YOUR GOAL
Whenever a line in the data holds the string "Automatic", pull that line out.

EXERCISE DATA
========

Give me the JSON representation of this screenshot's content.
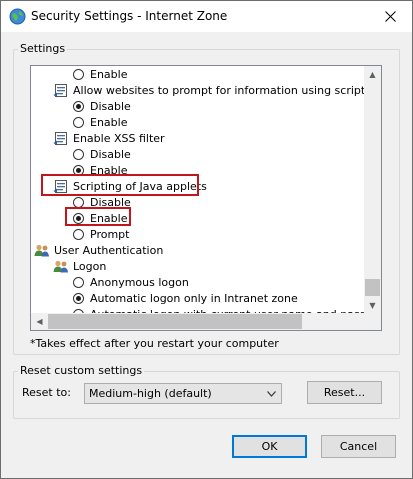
{
  "window": {
    "title": "Security Settings - Internet Zone"
  },
  "settings_group": {
    "label": "Settings"
  },
  "tree": [
    {
      "kind": "radio",
      "checked": false,
      "label": "Enable"
    },
    {
      "kind": "setting",
      "label": "Allow websites to prompt for information using scripted windo"
    },
    {
      "kind": "radio",
      "checked": true,
      "label": "Disable"
    },
    {
      "kind": "radio",
      "checked": false,
      "label": "Enable"
    },
    {
      "kind": "setting",
      "label": "Enable XSS filter"
    },
    {
      "kind": "radio",
      "checked": false,
      "label": "Disable"
    },
    {
      "kind": "radio",
      "checked": true,
      "label": "Enable"
    },
    {
      "kind": "setting",
      "label": "Scripting of Java applets"
    },
    {
      "kind": "radio",
      "checked": false,
      "label": "Disable"
    },
    {
      "kind": "radio",
      "checked": true,
      "label": "Enable"
    },
    {
      "kind": "radio",
      "checked": false,
      "label": "Prompt"
    },
    {
      "kind": "category",
      "label": "User Authentication"
    },
    {
      "kind": "subcategory",
      "label": "Logon"
    },
    {
      "kind": "radio",
      "checked": false,
      "label": "Anonymous logon"
    },
    {
      "kind": "radio",
      "checked": true,
      "label": "Automatic logon only in Intranet zone"
    },
    {
      "kind": "radio",
      "checked": false,
      "label": "Automatic logon with current user name and password"
    }
  ],
  "note": "*Takes effect after you restart your computer",
  "reset_group": {
    "label": "Reset custom settings",
    "reset_to_label": "Reset to:",
    "selected": "Medium-high (default)",
    "reset_button": "Reset..."
  },
  "buttons": {
    "ok": "OK",
    "cancel": "Cancel"
  },
  "colors": {
    "highlight": "#c0161c",
    "default_button": "#0078d7"
  }
}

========

TASK ANSWER
      "label": "Automatic logon only in Intranet zone"
      "label": "Automatic logon with current user name and password"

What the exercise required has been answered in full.